[Interface dataset entries]
-- -- --

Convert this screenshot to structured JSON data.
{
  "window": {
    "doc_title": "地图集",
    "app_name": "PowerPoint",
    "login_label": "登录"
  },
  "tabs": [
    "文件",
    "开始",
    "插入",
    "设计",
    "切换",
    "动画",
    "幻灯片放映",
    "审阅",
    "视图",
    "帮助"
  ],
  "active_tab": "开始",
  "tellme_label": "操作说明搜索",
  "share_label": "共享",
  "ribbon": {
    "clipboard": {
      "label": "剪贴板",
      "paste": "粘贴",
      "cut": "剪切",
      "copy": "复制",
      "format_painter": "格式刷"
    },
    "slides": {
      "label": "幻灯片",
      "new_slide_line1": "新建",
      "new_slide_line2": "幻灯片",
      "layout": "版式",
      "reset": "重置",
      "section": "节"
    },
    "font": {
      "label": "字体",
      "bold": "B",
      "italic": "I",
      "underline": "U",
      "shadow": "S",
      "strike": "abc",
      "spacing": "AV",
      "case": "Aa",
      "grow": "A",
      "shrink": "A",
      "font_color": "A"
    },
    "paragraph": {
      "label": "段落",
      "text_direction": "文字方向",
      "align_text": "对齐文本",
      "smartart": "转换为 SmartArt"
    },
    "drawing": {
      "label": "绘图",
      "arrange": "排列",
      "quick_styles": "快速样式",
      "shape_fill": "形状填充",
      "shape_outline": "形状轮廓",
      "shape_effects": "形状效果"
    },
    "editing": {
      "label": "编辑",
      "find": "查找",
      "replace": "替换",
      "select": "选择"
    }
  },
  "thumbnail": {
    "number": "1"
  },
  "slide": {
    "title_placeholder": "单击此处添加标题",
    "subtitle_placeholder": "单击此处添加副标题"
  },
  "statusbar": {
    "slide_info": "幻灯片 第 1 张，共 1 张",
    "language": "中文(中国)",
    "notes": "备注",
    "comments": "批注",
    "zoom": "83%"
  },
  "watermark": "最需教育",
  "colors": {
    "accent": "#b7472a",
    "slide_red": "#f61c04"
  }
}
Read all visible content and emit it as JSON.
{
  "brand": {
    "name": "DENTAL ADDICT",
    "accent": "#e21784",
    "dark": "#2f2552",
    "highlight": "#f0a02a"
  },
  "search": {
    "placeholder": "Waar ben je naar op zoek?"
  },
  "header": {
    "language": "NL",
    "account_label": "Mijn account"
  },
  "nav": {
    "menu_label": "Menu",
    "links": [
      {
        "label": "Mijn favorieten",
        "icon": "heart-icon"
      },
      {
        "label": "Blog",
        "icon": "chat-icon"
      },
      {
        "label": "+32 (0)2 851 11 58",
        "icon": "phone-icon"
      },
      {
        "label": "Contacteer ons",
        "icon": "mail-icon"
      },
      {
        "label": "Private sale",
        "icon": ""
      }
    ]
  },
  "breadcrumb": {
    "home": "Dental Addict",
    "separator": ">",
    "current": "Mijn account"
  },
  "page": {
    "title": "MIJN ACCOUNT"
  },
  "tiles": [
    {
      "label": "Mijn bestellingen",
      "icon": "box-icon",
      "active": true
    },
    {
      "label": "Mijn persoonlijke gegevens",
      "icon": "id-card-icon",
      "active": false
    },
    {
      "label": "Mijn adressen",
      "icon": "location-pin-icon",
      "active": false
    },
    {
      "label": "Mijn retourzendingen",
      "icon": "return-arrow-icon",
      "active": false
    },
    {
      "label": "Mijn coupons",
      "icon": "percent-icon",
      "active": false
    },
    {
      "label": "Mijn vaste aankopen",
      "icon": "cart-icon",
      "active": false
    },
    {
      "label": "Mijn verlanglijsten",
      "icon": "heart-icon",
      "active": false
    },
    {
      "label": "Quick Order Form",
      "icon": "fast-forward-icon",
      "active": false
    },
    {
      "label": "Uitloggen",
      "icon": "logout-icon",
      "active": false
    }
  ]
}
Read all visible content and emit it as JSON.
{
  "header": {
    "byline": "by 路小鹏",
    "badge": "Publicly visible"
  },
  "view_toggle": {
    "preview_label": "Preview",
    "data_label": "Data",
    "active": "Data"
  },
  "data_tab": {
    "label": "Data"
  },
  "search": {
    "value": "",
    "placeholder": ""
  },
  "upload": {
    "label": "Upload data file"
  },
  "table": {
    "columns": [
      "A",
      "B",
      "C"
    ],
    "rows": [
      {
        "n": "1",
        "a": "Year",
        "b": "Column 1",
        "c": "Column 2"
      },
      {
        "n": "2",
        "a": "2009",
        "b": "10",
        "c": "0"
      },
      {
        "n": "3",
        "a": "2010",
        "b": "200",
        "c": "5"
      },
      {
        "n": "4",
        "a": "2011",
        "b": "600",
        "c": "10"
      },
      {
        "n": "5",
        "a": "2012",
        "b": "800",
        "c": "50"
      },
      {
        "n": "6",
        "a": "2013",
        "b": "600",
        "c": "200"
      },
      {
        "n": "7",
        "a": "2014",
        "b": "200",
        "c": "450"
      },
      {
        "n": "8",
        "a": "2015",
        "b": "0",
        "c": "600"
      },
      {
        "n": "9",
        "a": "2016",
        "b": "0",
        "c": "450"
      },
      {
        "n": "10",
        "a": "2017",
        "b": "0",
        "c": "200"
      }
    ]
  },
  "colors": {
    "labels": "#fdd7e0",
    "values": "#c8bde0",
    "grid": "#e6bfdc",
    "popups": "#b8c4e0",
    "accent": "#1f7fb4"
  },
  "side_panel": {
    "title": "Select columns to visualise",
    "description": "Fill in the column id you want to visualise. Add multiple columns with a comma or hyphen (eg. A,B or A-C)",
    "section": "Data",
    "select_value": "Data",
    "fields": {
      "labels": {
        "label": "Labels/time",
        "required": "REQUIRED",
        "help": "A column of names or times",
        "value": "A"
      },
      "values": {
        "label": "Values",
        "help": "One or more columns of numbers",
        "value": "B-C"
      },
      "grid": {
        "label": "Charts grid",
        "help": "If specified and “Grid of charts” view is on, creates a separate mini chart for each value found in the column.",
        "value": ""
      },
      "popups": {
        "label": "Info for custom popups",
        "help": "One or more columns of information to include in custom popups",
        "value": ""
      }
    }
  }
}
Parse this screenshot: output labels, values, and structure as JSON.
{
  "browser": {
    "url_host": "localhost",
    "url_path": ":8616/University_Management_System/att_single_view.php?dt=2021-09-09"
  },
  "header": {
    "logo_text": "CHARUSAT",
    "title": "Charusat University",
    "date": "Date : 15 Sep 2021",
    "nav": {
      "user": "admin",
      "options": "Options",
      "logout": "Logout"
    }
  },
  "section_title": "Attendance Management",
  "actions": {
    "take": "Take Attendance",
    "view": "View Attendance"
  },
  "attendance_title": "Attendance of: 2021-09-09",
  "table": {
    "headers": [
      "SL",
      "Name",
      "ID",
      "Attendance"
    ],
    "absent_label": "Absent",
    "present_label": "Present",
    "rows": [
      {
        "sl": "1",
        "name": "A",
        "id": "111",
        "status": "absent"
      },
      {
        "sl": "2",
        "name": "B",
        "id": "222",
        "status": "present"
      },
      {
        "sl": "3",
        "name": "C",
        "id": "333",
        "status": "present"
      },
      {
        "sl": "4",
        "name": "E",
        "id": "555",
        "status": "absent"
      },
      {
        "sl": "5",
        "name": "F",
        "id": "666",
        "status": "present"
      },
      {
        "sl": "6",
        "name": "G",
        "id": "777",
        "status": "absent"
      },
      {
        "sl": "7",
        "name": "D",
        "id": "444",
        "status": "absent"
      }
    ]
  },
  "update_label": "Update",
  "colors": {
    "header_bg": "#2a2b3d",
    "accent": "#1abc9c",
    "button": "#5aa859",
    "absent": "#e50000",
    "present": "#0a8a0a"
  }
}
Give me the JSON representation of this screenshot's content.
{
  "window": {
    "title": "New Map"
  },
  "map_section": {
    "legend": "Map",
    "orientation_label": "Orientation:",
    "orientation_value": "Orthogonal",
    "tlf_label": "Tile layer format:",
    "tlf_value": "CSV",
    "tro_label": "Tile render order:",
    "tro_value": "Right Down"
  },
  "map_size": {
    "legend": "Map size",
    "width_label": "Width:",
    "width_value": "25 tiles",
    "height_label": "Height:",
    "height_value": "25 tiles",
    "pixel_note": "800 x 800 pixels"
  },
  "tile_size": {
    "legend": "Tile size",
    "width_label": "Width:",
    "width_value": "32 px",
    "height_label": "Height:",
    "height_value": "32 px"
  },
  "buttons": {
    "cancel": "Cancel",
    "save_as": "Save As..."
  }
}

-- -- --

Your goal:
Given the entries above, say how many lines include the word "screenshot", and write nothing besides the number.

Solution:
3